I took a walk on Spaulding’s Farm the other afternoon. I saw the setting sun lighting up the opposite side of a stately pine wood. Its golden rays straggled into the aisles of the wood as into some noble hall. I was impressed as if some ancient and altogether admirable and shining family had settled there in that part of the land called Concord, unknown to me (to whom the sun was servant) who had not gone into society in the village–who had not been called on. I saw their park, their pleasure-ground, beyond through the wood, in Spaulding’s cranberry-meadow. The pines furnished them with gables as they grew. Their house was not obvious to vision; the trees grew through it. I do not know whether I heard the sounds of a suppressed hilarity or not. They seemed to recline on the sunbeams. They have sons and daughters. They are quite well. The farmer’s cart-path, which leads directly through their hall, does not in the least put them out, as the muddy bottom of a pool is sometimes seen through the reflected skies. They never heard of Spaulding, and do not know that he is their neighbor–notwithstanding I heard him whistle as he drove his team through the house. Nothing can equal the serenity of their lives. Their coat-of-arms is simply a lichen. I saw it painted on the pines and oaks. Their attics were in the tops of the trees. They are of no politics. There was no noise of labor. I did not perceive that they were weaving or spinning. Yet I did detect, when the wind lulled and hearing was done away, the finest imaginable sweet musical hum–as of a distant hive in May, which perchance was the sound of their thinking. They had no idle thoughts, and no one without could see their work, for their industry was not as in knots and excrescences embayed.
A true heart can cause snow to fly in a summer’s day, a fortified city to fall, or a stone to be pierced; but a hypocrite has only his common clay without a spiritual master. When he is with others, his countenance is hideous; and, when alone, his body and his shadow are ashamed of each other.
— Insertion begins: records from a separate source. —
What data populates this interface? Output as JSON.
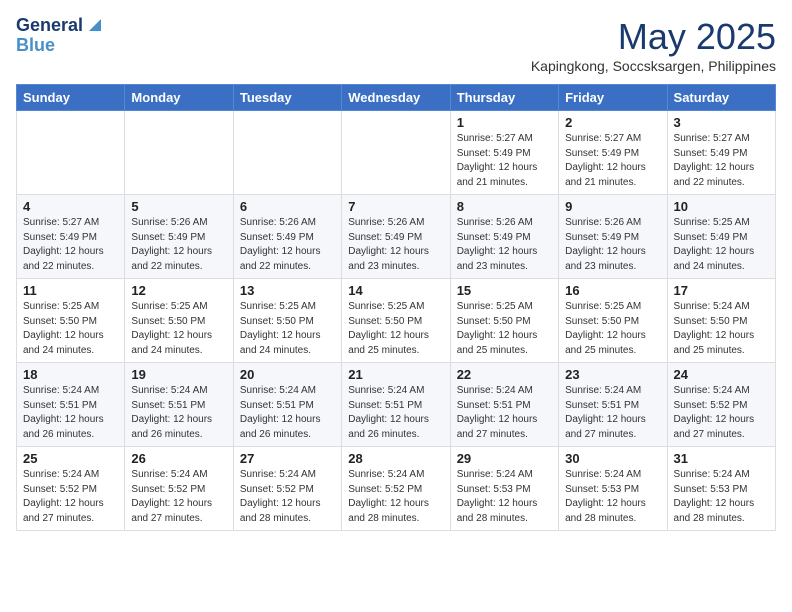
{
  "logo": {
    "line1": "General",
    "line2": "Blue"
  },
  "title": "May 2025",
  "subtitle": "Kapingkong, Soccsksargen, Philippines",
  "days_of_week": [
    "Sunday",
    "Monday",
    "Tuesday",
    "Wednesday",
    "Thursday",
    "Friday",
    "Saturday"
  ],
  "weeks": [
    [
      {
        "day": "",
        "content": ""
      },
      {
        "day": "",
        "content": ""
      },
      {
        "day": "",
        "content": ""
      },
      {
        "day": "",
        "content": ""
      },
      {
        "day": "1",
        "content": "Sunrise: 5:27 AM\nSunset: 5:49 PM\nDaylight: 12 hours\nand 21 minutes."
      },
      {
        "day": "2",
        "content": "Sunrise: 5:27 AM\nSunset: 5:49 PM\nDaylight: 12 hours\nand 21 minutes."
      },
      {
        "day": "3",
        "content": "Sunrise: 5:27 AM\nSunset: 5:49 PM\nDaylight: 12 hours\nand 22 minutes."
      }
    ],
    [
      {
        "day": "4",
        "content": "Sunrise: 5:27 AM\nSunset: 5:49 PM\nDaylight: 12 hours\nand 22 minutes."
      },
      {
        "day": "5",
        "content": "Sunrise: 5:26 AM\nSunset: 5:49 PM\nDaylight: 12 hours\nand 22 minutes."
      },
      {
        "day": "6",
        "content": "Sunrise: 5:26 AM\nSunset: 5:49 PM\nDaylight: 12 hours\nand 22 minutes."
      },
      {
        "day": "7",
        "content": "Sunrise: 5:26 AM\nSunset: 5:49 PM\nDaylight: 12 hours\nand 23 minutes."
      },
      {
        "day": "8",
        "content": "Sunrise: 5:26 AM\nSunset: 5:49 PM\nDaylight: 12 hours\nand 23 minutes."
      },
      {
        "day": "9",
        "content": "Sunrise: 5:26 AM\nSunset: 5:49 PM\nDaylight: 12 hours\nand 23 minutes."
      },
      {
        "day": "10",
        "content": "Sunrise: 5:25 AM\nSunset: 5:49 PM\nDaylight: 12 hours\nand 24 minutes."
      }
    ],
    [
      {
        "day": "11",
        "content": "Sunrise: 5:25 AM\nSunset: 5:50 PM\nDaylight: 12 hours\nand 24 minutes."
      },
      {
        "day": "12",
        "content": "Sunrise: 5:25 AM\nSunset: 5:50 PM\nDaylight: 12 hours\nand 24 minutes."
      },
      {
        "day": "13",
        "content": "Sunrise: 5:25 AM\nSunset: 5:50 PM\nDaylight: 12 hours\nand 24 minutes."
      },
      {
        "day": "14",
        "content": "Sunrise: 5:25 AM\nSunset: 5:50 PM\nDaylight: 12 hours\nand 25 minutes."
      },
      {
        "day": "15",
        "content": "Sunrise: 5:25 AM\nSunset: 5:50 PM\nDaylight: 12 hours\nand 25 minutes."
      },
      {
        "day": "16",
        "content": "Sunrise: 5:25 AM\nSunset: 5:50 PM\nDaylight: 12 hours\nand 25 minutes."
      },
      {
        "day": "17",
        "content": "Sunrise: 5:24 AM\nSunset: 5:50 PM\nDaylight: 12 hours\nand 25 minutes."
      }
    ],
    [
      {
        "day": "18",
        "content": "Sunrise: 5:24 AM\nSunset: 5:51 PM\nDaylight: 12 hours\nand 26 minutes."
      },
      {
        "day": "19",
        "content": "Sunrise: 5:24 AM\nSunset: 5:51 PM\nDaylight: 12 hours\nand 26 minutes."
      },
      {
        "day": "20",
        "content": "Sunrise: 5:24 AM\nSunset: 5:51 PM\nDaylight: 12 hours\nand 26 minutes."
      },
      {
        "day": "21",
        "content": "Sunrise: 5:24 AM\nSunset: 5:51 PM\nDaylight: 12 hours\nand 26 minutes."
      },
      {
        "day": "22",
        "content": "Sunrise: 5:24 AM\nSunset: 5:51 PM\nDaylight: 12 hours\nand 27 minutes."
      },
      {
        "day": "23",
        "content": "Sunrise: 5:24 AM\nSunset: 5:51 PM\nDaylight: 12 hours\nand 27 minutes."
      },
      {
        "day": "24",
        "content": "Sunrise: 5:24 AM\nSunset: 5:52 PM\nDaylight: 12 hours\nand 27 minutes."
      }
    ],
    [
      {
        "day": "25",
        "content": "Sunrise: 5:24 AM\nSunset: 5:52 PM\nDaylight: 12 hours\nand 27 minutes."
      },
      {
        "day": "26",
        "content": "Sunrise: 5:24 AM\nSunset: 5:52 PM\nDaylight: 12 hours\nand 27 minutes."
      },
      {
        "day": "27",
        "content": "Sunrise: 5:24 AM\nSunset: 5:52 PM\nDaylight: 12 hours\nand 28 minutes."
      },
      {
        "day": "28",
        "content": "Sunrise: 5:24 AM\nSunset: 5:52 PM\nDaylight: 12 hours\nand 28 minutes."
      },
      {
        "day": "29",
        "content": "Sunrise: 5:24 AM\nSunset: 5:53 PM\nDaylight: 12 hours\nand 28 minutes."
      },
      {
        "day": "30",
        "content": "Sunrise: 5:24 AM\nSunset: 5:53 PM\nDaylight: 12 hours\nand 28 minutes."
      },
      {
        "day": "31",
        "content": "Sunrise: 5:24 AM\nSunset: 5:53 PM\nDaylight: 12 hours\nand 28 minutes."
      }
    ]
  ]
}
Most people can read a book with words but not one without words, and they can play a lyre with strings but not one without strings. How can they derive tranquil pleasure from a book or a lyre, when they exercise their intelligence only on the material, but not on the spiritual, aspect of things?